It is a sad indictment and a testimony to disorder that Pope Benedict’s first encyclical is getting much less attention than the document on the admittance of homosexual’s in the seminary. The majority of news arguments give more attention to it being his first encyclical than to the contents. Of course this time they have no convenient hook to a hot button issue to be able to exploit. No media meat for "Pope attacks .." or "Pope slams" lead ins. Though some try have come up with some very creative interpretations to create an issue. For example in a overall good Time online article.
At Wednesday’s presentation of the encyclical, veteran Vatican correspondent Marco Tosatti asked Archbishop William Levada whether a reference to the Eucharist was a sign that Benedict was reconsidering Church policy that denies communion to divorced and remarried Catholics. Levada, who has Ratzinger’s old job as the Vatican’s top doctrinal official, politely told Tosatti he was reaching. "I hadn’t even considered it before your question," he said.
Well let us see what the Holy Father had to say in Deus Caritas Est on the Eucharist and marriage.
13. Jesus gave this act of oblation an enduring presence through his institution of the Eucharist at the Last Supper. He anticipated his death and resurrection by giving his disciples, in the bread and wine, his very self, his body and blood as the new manna (cf. Jn 6:31-33). The ancient world had dimly perceived that man’s real food—what truly nourishes him as man—is ultimately the Logos, eternal wisdom: this same Logos now truly becomes food for us—as love. The Eucharist draws us into Jesus’ act of self-oblation. More than just statically receiving the incarnate Logos, we enter into the very dynamic of his self-giving. The imagery of marriage between God and Israel is now realized in a way previously inconceivable: it had meant standing in God’s presence, but now it becomes union with God through sharing in Jesus’ self-gift, sharing in his body and blood. The sacramental “mysticism”, grounded in God’s condescension towards us, operates at a radically different level and lifts us to far greater heights than anything that any human mystical elevation could ever accomplish.
Yes you can easily see how reference to the Eucharist and of it’s sacramental union with God of course means that now divorced Catholics can receive Communion. Surely anybody can see that.
Though there does seem to be some general surprise by some in the media such as this one by Ruth Gledhill.
Every sentence, stop and comma speaks of orthodoxy. It is steeped in the tradition of the ancient Church. The Pope was former head of the Congregation of the Doctrine of the Faith, the body once known as the Inquisition. But this encyclical is not the work of an inquisitor. It is the work of a lover — a true lover of God.

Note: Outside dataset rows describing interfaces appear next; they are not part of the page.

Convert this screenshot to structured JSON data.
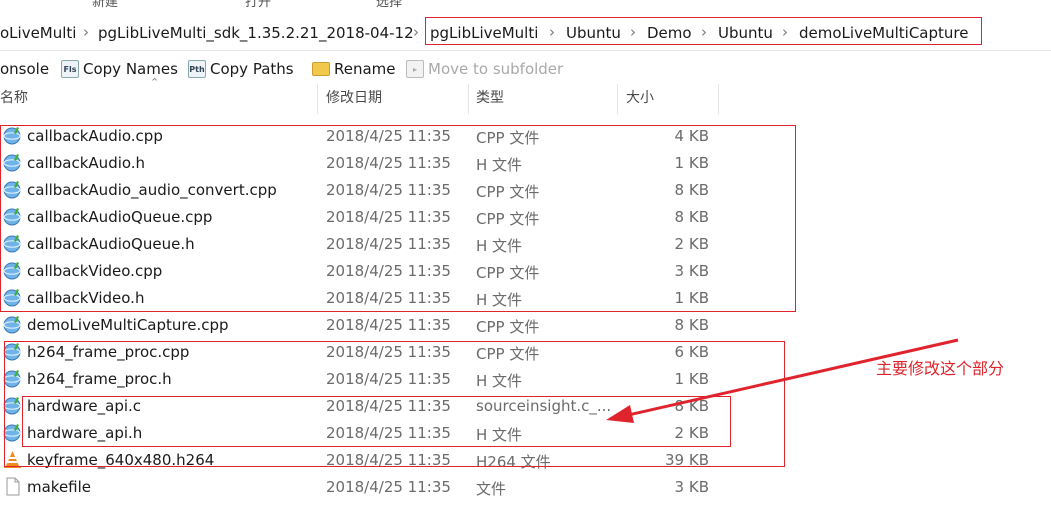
{
  "ribbon_groups": [
    "新建",
    "打开",
    "选择"
  ],
  "breadcrumb": [
    "oLiveMulti",
    "pgLibLiveMulti_sdk_1.35.2.21_2018-04-12",
    "pgLibLiveMulti",
    "Ubuntu",
    "Demo",
    "Ubuntu",
    "demoLiveMultiCapture"
  ],
  "toolbar": {
    "console": "onsole",
    "copy_names": "Copy Names",
    "copy_paths": "Copy Paths",
    "rename": "Rename",
    "move_to_subfolder": "Move to subfolder",
    "copy_names_icon": "copy-names-icon",
    "copy_paths_icon": "copy-paths-icon",
    "rename_icon": "rename-folder-icon",
    "move_icon": "move-to-subfolder-icon"
  },
  "columns": {
    "name": "名称",
    "date": "修改日期",
    "type": "类型",
    "size": "大小"
  },
  "files": [
    {
      "name": "callbackAudio.cpp",
      "date": "2018/4/25 11:35",
      "type": "CPP 文件",
      "size": "4 KB",
      "icon": "sourceinsight-file-icon"
    },
    {
      "name": "callbackAudio.h",
      "date": "2018/4/25 11:35",
      "type": "H 文件",
      "size": "1 KB",
      "icon": "sourceinsight-file-icon"
    },
    {
      "name": "callbackAudio_audio_convert.cpp",
      "date": "2018/4/25 11:35",
      "type": "CPP 文件",
      "size": "8 KB",
      "icon": "sourceinsight-file-icon"
    },
    {
      "name": "callbackAudioQueue.cpp",
      "date": "2018/4/25 11:35",
      "type": "CPP 文件",
      "size": "8 KB",
      "icon": "sourceinsight-file-icon"
    },
    {
      "name": "callbackAudioQueue.h",
      "date": "2018/4/25 11:35",
      "type": "H 文件",
      "size": "2 KB",
      "icon": "sourceinsight-file-icon"
    },
    {
      "name": "callbackVideo.cpp",
      "date": "2018/4/25 11:35",
      "type": "CPP 文件",
      "size": "3 KB",
      "icon": "sourceinsight-file-icon"
    },
    {
      "name": "callbackVideo.h",
      "date": "2018/4/25 11:35",
      "type": "H 文件",
      "size": "1 KB",
      "icon": "sourceinsight-file-icon"
    },
    {
      "name": "demoLiveMultiCapture.cpp",
      "date": "2018/4/25 11:35",
      "type": "CPP 文件",
      "size": "8 KB",
      "icon": "sourceinsight-file-icon"
    },
    {
      "name": "h264_frame_proc.cpp",
      "date": "2018/4/25 11:35",
      "type": "CPP 文件",
      "size": "6 KB",
      "icon": "sourceinsight-file-icon"
    },
    {
      "name": "h264_frame_proc.h",
      "date": "2018/4/25 11:35",
      "type": "H 文件",
      "size": "1 KB",
      "icon": "sourceinsight-file-icon"
    },
    {
      "name": "hardware_api.c",
      "date": "2018/4/25 11:35",
      "type": "sourceinsight.c_...",
      "size": "8 KB",
      "icon": "sourceinsight-file-icon"
    },
    {
      "name": "hardware_api.h",
      "date": "2018/4/25 11:35",
      "type": "H 文件",
      "size": "2 KB",
      "icon": "sourceinsight-file-icon"
    },
    {
      "name": "keyframe_640x480.h264",
      "date": "2018/4/25 11:35",
      "type": "H264 文件",
      "size": "39 KB",
      "icon": "vlc-cone-icon"
    },
    {
      "name": "makefile",
      "date": "2018/4/25 11:35",
      "type": "文件",
      "size": "3 KB",
      "icon": "blank-file-icon"
    }
  ],
  "annotation": {
    "text": "主要修改这个部分",
    "color": "#e0242d"
  },
  "colors": {
    "highlight": "#e0242d",
    "text": "#1a1a1a",
    "muted": "#6b6b6b"
  }
}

Again they expected Torquemada, but what they got instead was the "sweet Christ on earth." Holy switcheroo Batman! Leave aside the inquisitor dig and the fact that the CDF whose lineage traces back to the Holy Office has a different mandate – she at least ends with words of absolute truth.
Legitimate criticism will come from some feminist circles. Although it is biblical, some women will not be happy at being referred to as rib-made helpmeets. His analysis of the role of the Church in bringing God’s love to fruition is also likely to be provoke accusations of implicit replacement theology.
Proof that ideological filters can easily distort any reading. Though it does make me laugh to think of the Pope as calling women "rib-made helpmeets." I mean I can hardly wait to the Pope doing a followup letter to the one JPII wrote in 1995 now called "Letter to rib-made helpmeets." I would also like to see a group Catholic women’s blog called "rib-made helpmeets." Now as to the Pope implying replacement theology – that is really a stretch. I can only guess that she though that replacement theology was the Church replacing the state – something that is antithetical to what the Pope is actually calling for. Those on a theocracy watch can stand down since the Pope called for the Church to help to form consciences in political life and to "help purify reason."
Now as to my own reading of the encyclical I will not give any commentary since it is being done better by others. What I can say is that not only should it be read, but meditated on – especially the first section. I do know that my first reading will not be my last.
Here is one very good summary from AsiaNews.
Update: Carl Olson fisks a NYT piece on the encylical.
Michael Dubruiel gives the rest of the story concening Hans Kung "praising" the encyclical.